Proof of Life
I find it offensive, though maybe understandable, that mega-movies like "Proof of Life" come to us only after they've been cleansed of anything resembling real life and real people. 'Proof of Life' gives us by-the-numbers characters in a by-the-numbers plot; in fact it's so plot-driven that the people in it barely get a chance to squeeze into the movie, and when they do they're fighting clichés from a Screenwriting 101 class.
Here's the setup: American couple Peter and Alice Bowman -- David Morse and Meg Ryan -- are in the fictional South American country of Tecala -- a thinly disguised Ecuador -- where he's an engineer building a great dam for the people. Little does he know that his American oil company is using him and his project as a sop to environmentalists, while they -- you should probably say THEY -- just want oil and are building a pipeline that's going to destroy the native tribes' land. I should point out that Meg Ryan knows all this, so why Morse doesn't is something of a mystery, except that he's pretty clueless about a lot of things, including his wife.
However, off he goes into the mountainous jungle where -- uh-oh -- he's kidnapped by rebels, whom the script is careful to tell us are no longer the good guys but have lost all their ideals and are now just cocaine people.
Enter Russell Crowe as Terry Thorne, hostage negotiator, who I should tell you, before this film is over will actually wear a singlet that seems to have been left over from his wardrobe in 'Gladiator.' At any rate, here he comes, to save the day. He will negotiate with the rebels and get Peter back. But then, plot shift number two, Peter's company didn't pay the last premium on their kidnap insurance, and so Terry has to pack and go home to London, leaving poor Peter out there for good, and poor Alice -- well.... All of this is done by means of the most mechanical cross-cutting between Terry and Alice, on the one hand, and Peter and the rebels on the other. You know -- Day 3. Day 22. One problem with the sequences showing Peter as captive is that Morse is simply not a very interesting actor, and he can't make his pain and humiliation, which the film is careful to show us, into something that we care very much about. His fellow captive, the German Eric Kessler, played by Gottfried John, is infinitely more interesting and draws us into his situation much more believably.

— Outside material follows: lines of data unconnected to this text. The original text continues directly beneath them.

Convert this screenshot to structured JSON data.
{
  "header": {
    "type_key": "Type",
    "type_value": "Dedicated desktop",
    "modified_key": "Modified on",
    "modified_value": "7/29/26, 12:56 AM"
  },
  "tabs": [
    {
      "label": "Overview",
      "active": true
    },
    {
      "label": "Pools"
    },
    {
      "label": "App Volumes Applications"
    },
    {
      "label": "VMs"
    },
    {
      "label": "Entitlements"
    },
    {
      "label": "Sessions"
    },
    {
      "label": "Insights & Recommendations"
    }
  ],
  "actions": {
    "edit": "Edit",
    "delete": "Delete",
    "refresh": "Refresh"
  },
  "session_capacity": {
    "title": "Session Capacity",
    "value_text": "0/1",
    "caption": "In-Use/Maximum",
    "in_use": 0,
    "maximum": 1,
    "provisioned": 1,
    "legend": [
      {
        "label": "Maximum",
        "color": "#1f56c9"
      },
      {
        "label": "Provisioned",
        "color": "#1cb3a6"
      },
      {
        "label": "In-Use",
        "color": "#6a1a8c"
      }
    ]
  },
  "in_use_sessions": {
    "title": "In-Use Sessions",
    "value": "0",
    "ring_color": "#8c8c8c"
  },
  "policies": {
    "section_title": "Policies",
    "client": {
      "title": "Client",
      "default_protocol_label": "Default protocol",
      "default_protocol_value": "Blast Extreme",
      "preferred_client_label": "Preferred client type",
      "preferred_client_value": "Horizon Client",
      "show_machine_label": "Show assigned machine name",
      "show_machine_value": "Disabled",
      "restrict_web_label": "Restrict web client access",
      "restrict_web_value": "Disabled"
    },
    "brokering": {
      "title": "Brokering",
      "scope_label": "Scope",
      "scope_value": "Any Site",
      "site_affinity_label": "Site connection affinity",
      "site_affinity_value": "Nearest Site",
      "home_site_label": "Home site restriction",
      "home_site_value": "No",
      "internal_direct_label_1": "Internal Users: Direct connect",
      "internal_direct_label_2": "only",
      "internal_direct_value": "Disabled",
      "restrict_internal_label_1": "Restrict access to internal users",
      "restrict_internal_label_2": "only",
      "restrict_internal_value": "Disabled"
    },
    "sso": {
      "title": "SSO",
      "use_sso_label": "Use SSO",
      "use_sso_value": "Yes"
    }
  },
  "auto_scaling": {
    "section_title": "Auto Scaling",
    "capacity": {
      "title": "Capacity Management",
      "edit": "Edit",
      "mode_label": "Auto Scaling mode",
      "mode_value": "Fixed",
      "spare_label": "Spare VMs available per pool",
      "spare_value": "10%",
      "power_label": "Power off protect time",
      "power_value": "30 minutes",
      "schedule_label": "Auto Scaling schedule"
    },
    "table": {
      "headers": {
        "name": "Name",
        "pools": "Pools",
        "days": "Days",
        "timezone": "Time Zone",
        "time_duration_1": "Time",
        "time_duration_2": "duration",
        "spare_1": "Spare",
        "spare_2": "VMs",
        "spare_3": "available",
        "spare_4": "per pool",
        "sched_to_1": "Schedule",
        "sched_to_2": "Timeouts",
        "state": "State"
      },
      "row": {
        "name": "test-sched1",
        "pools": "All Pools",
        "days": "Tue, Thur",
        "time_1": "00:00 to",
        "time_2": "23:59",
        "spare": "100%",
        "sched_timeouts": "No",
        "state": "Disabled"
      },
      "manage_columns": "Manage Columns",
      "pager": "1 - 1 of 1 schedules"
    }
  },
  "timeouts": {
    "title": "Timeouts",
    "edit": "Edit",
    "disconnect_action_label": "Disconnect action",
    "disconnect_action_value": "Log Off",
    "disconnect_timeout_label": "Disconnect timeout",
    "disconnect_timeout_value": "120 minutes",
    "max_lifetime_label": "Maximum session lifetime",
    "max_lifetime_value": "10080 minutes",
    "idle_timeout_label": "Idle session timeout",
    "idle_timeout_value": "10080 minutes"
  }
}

In any case, something in Alice, and I won't say what, strikes a chord in Terry, and back he comes, on his own this time, to save the day again. Will he succeed? And will the screenwriter, Tony Gilroy, reach deep into his bag of clichés again and set up a final renunciation scene right out of everybody's favorite film Casablanca? It is shamelesss. I will say this -- like Paul Henreid in 'Casablanca,' 'Proof of Life' is the first movie in David Morse's career in which he ends up with the girl.
There is actually one very interesting and believable relationship in the film, and that is between Meg Ryan's character and that of her sister-in-law, Peter's sister Janis, played by Pamela Reed. The two start off as wary opponents with opposing ideas about how to deal with the kidnapping, and come to find great comfort and solace and strength in each other. It's the closest 'Proof of Life' comes to any kind of believability.
The film was directed by Taylor Hackford, whose career has been a very mixed bag, including 'An Officer and a Gentleman,' 'White Nights,' and 'Dolores Claiborne.' Here his action sequences seem taken from some other film, and his pacing is always a few seconds, sometimes even just a few frames, too slow. He should be leading us, and instead we wait for his movie to catch up.